My Dad stayed at mine and my wife’s apartment for the first time last night. It was something of a milestone for us. We spent more than a year living in her mother’s basement while I struggled to find work, so finally having our own place where we can really feel like an adult, married couple has been big for us. We’ve seized most every opportunity we can to show off our place, to friends, to family. Actually having someone stay the night felt like just another legitimizing stepping stone.
My father is a cyclist so much of the conversation leading up to his visit was about the prospective roads he could ride on. We live in a hilly, rural area so there were going to be a lot of options for him to choose from. As his visit approached he called again,
“You still have Mario Kart?” My Dad asked.
“Yeah, Mandi and I were playing it so it’s actually hooked up the big screen.” I replied.
“Cool, when I come up I’ll have to kick your butt again on the old Rainbow Road, son.” We bantered on for a bit before wrapping up the conversation.
When he arrived we sat and chatted for a bit. The conversation was the usual stuff we talk about. I asked him what he’s been up, he asked me about my writing and my wife how work had been. Then he asked about Mario Kart again. I led him into the living room where my dusty N64 was set up, a small row of games lined up next to it. I turned on the televison and switched on the game. It took a moment but soon the game sprang to life.
“Welcome to Mario Kart!” The game intoned in the faux Italian accent of its namesake.
“All right, man!” My Dad said excitedly. I handed him a controller and took one in hand myself. My wife sat, watching us as she finished a bit of work, a small smile on her face.
We took off into our first race. Eschewing our old tradition, he picked Luigi instead of Yoshi and I chose to play as Toad. Age it seemed had not improved my father’s virtual driving skills. Back in 1998 when the he used to play it with my sister and myself, he had never been very good. I think he won one race in all the times we played. That said, coming back to the game he was all over the place. It took a good three races before he could stop planting himself in the wall every few seconds.
But man was he having fun. I have never seen someone become so animated or grin so wide while playing a game. Everytime someone passed him, or hit him with a shell was accompanied with genuine indignance.
“That scumbag!” He’d yell. “Just you wait Kong!”
Accordingly, each victory on his part was accompanied by pure excitement.

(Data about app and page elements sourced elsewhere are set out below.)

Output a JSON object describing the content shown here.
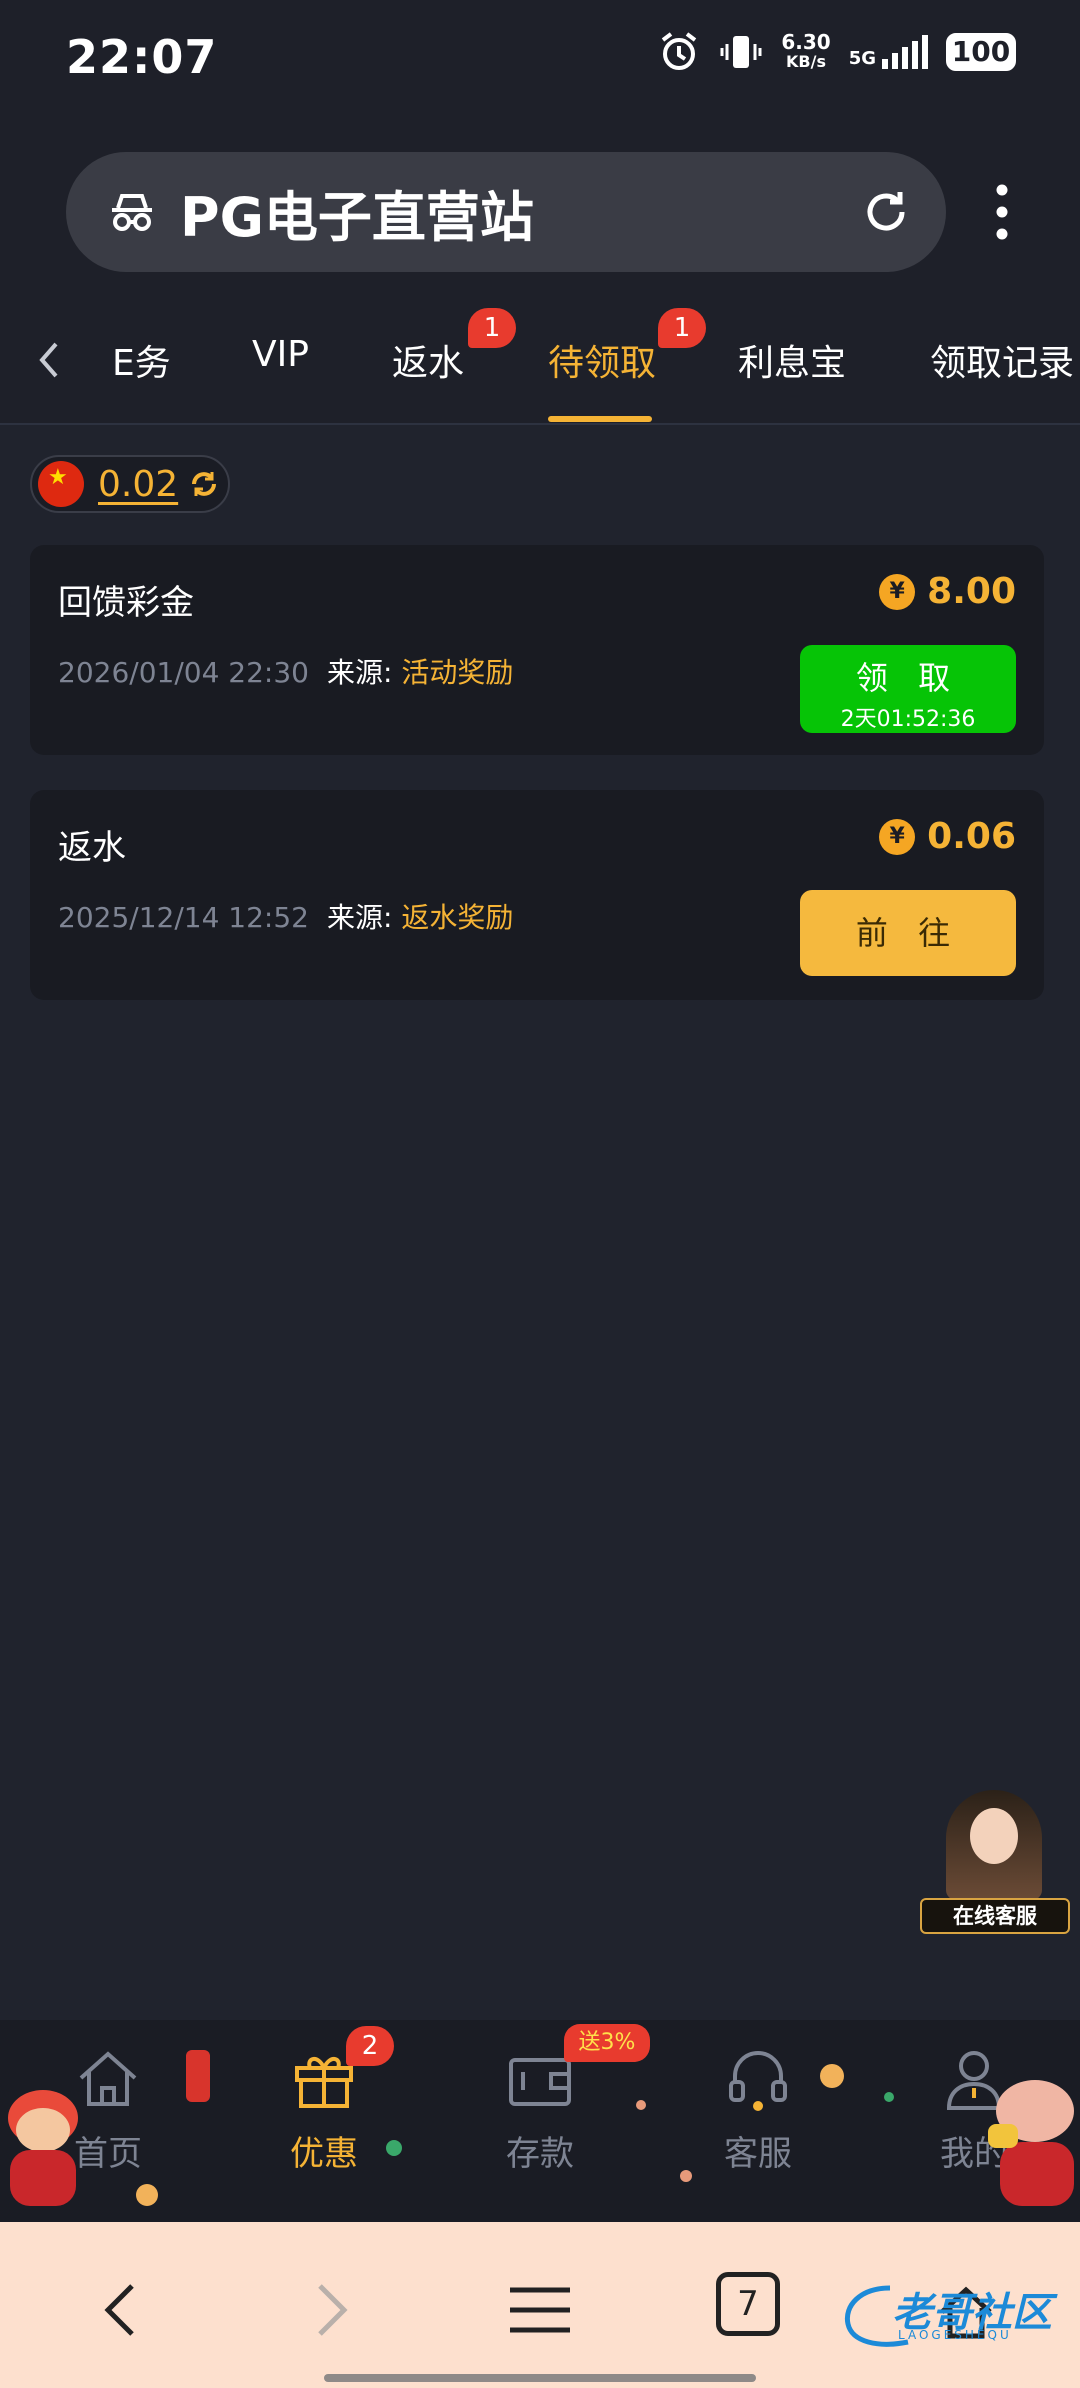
{
  "status_bar": {
    "time": "22:07",
    "net_speed_value": "6.30",
    "net_speed_unit": "KB/s",
    "network": "5G",
    "battery": "100"
  },
  "browser": {
    "site_title": "PG电子直营站"
  },
  "tabs": {
    "items": [
      {
        "label": "任务",
        "visible_label": "E务",
        "badge": ""
      },
      {
        "label": "VIP",
        "badge": ""
      },
      {
        "label": "返水",
        "badge": "1"
      },
      {
        "label": "待领取",
        "badge": "1",
        "active": true
      },
      {
        "label": "利息宝",
        "badge": ""
      },
      {
        "label": "领取记录",
        "badge": ""
      }
    ]
  },
  "balance": {
    "value": "0.02"
  },
  "cards": [
    {
      "title": "回馈彩金",
      "date": "2026/01/04 22:30",
      "source_label": "来源:",
      "source_value": "活动奖励",
      "amount": "8.00",
      "button_label": "领 取",
      "countdown": "2天01:52:36"
    },
    {
      "title": "返水",
      "date": "2025/12/14 12:52",
      "source_label": "来源:",
      "source_value": "返水奖励",
      "amount": "0.06",
      "button_label": "前 往"
    }
  ],
  "coin_symbol": "¥",
  "customer_service": {
    "label": "在线客服"
  },
  "bottom_nav": {
    "items": [
      {
        "label": "首页",
        "icon": "home-icon"
      },
      {
        "label": "优惠",
        "icon": "gift-icon",
        "badge": "2",
        "active": true
      },
      {
        "label": "存款",
        "icon": "wallet-icon",
        "promo": "送3%"
      },
      {
        "label": "客服",
        "icon": "headset-icon"
      },
      {
        "label": "我的",
        "icon": "user-icon"
      }
    ]
  },
  "browser_bar": {
    "tab_count": "7",
    "watermark": "老哥社区",
    "watermark_sub": "LAOGESHEQU"
  },
  "colors": {
    "accent": "#f5b335",
    "claim_green": "#06c406",
    "badge_red": "#e83b2e",
    "background": "#20232d"
  }
}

Coming to the end of a race he was dueling with Wario over the seventh place position. Rather than giving in and just accepting it as a loss, he was fighting for it as if it were first place. He was swerving about, ramming into Wario, shooting off shells with reckless abandon. When the end came and he finally passed Wario for the “win” he showed me his thumb. He had been holding the acceletor down so hard he had the honest-to-goodness beginnings of a blister going on.
In short, we had a lot of fun together. My Dad and I are by many accounts similar people. The first time my wife met him, she was amazed by how similar our mannerisms were. We’re both laid back yet temperamental. We both talk as if our tongues are in a race and if you were to describe either one of us in a single word, “goof” is what likely come to mind.
And yet, when it comes to video games things have not always gone so smoothly. I wouldn’t go so far as to say he hated video games, but I would wager that for a time he didn’t quite understand my fascination with them. My Dad is the outdoorsy type. He’s the kind of guy who spots a sunny day and uses it as an opportunity to ride his bike for fifty miles. I am not so much. I like to be at home. A sunny day is nice but then again, cloudy ones don’t leave such a glare on my screen.
For that reason, when I was growing up we didn’t often have much in common and to an extent I was convinced he didn’t really like the son he’d wound up with. So when I look back on those times when he did play games with me -often I’m sure just to spend time with his nerdy child- they are good memories. Whether it was him complaining as I threw him to his doom in Chip n Dale: Rescue Rangers or him jumping off the side of the track over and over again on Rainbow Road it makes me smile.
Every child should grow up with good memories of their parents, and I am grateful that I am blessed to have that.